[REQUIRED WORK]
Within the listing below, count the lines that have the string "inkoopprijs". Answer with that number only.
*** DATA SUPPLIED
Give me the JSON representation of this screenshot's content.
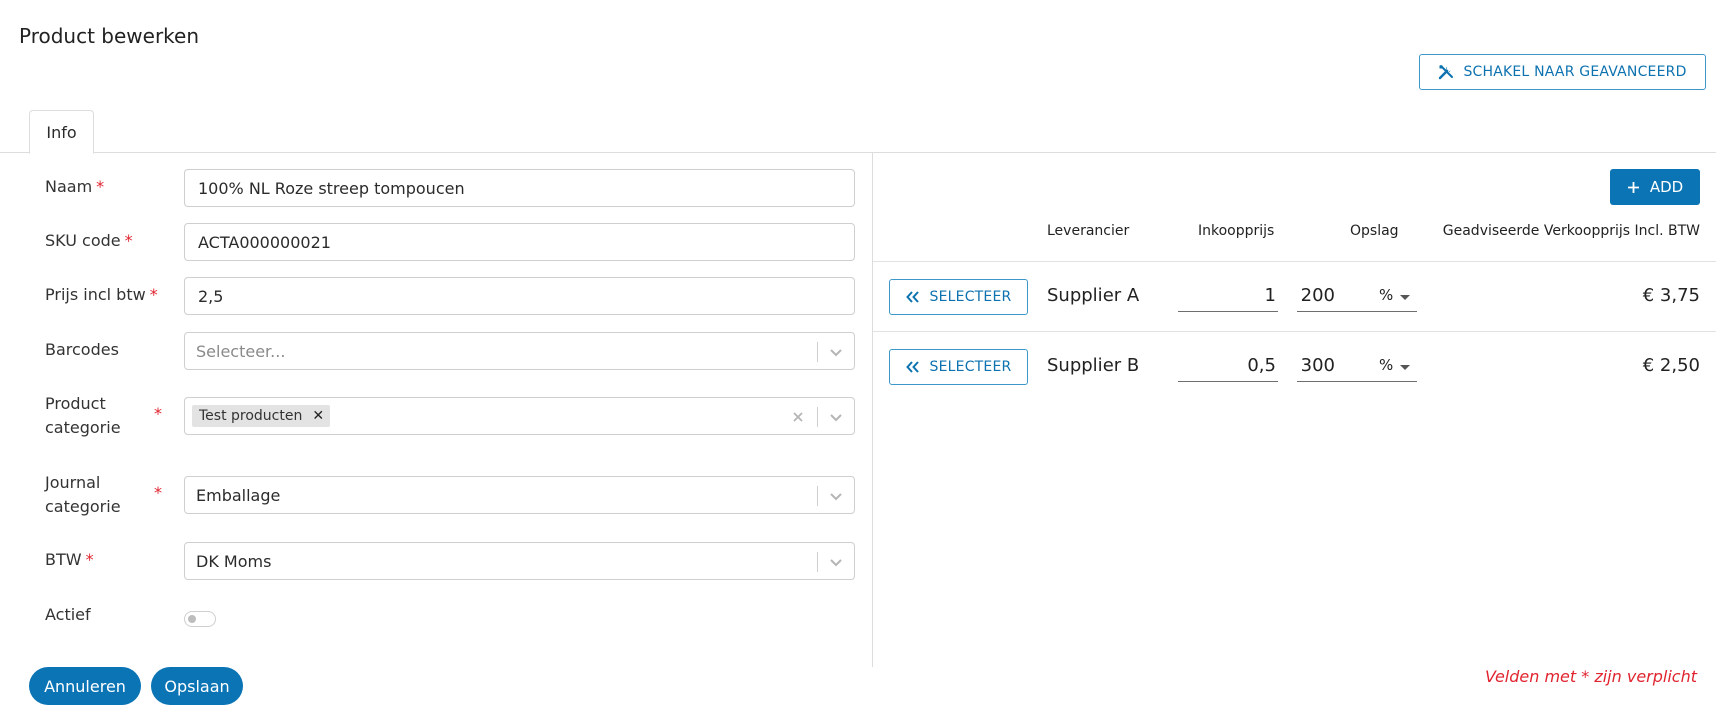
{
  "page": {
    "title": "Product bewerken",
    "advanced_button": "SCHAKEL NAAR GEAVANCEERD",
    "tab_info": "Info"
  },
  "form": {
    "naam": {
      "label": "Naam",
      "value": "100% NL Roze streep tompoucen"
    },
    "sku": {
      "label": "SKU code",
      "value": "ACTA000000021"
    },
    "prijs": {
      "label": "Prijs incl btw",
      "value": "2,5"
    },
    "barcodes": {
      "label": "Barcodes",
      "placeholder": "Selecteer..."
    },
    "product_categorie": {
      "label_line1": "Product",
      "label_line2": "categorie",
      "chip": "Test producten"
    },
    "journal_categorie": {
      "label_line1": "Journal",
      "label_line2": "categorie",
      "value": "Emballage"
    },
    "btw": {
      "label": "BTW",
      "value": "DK Moms"
    },
    "actief": {
      "label": "Actief",
      "checked": false
    },
    "required_mark": "*"
  },
  "suppliers": {
    "add_button": "ADD",
    "headers": {
      "leverancier": "Leverancier",
      "inkoopprijs": "Inkoopprijs",
      "opslag": "Opslag",
      "verkoopprijs": "Geadviseerde Verkoopprijs Incl. BTW"
    },
    "select_label": "SELECTEER",
    "rows": [
      {
        "name": "Supplier A",
        "inkoopprijs": "1",
        "opslag": "200",
        "unit": "%",
        "price": "€ 3,75"
      },
      {
        "name": "Supplier B",
        "inkoopprijs": "0,5",
        "opslag": "300",
        "unit": "%",
        "price": "€ 2,50"
      }
    ]
  },
  "footer": {
    "cancel": "Annuleren",
    "save": "Opslaan",
    "required_note": "Velden met * zijn verplicht"
  },
  "colors": {
    "primary": "#0b74b5",
    "required": "#e0242f"
  }
}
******
[SOLUTION TO THIS EXERCISE]
3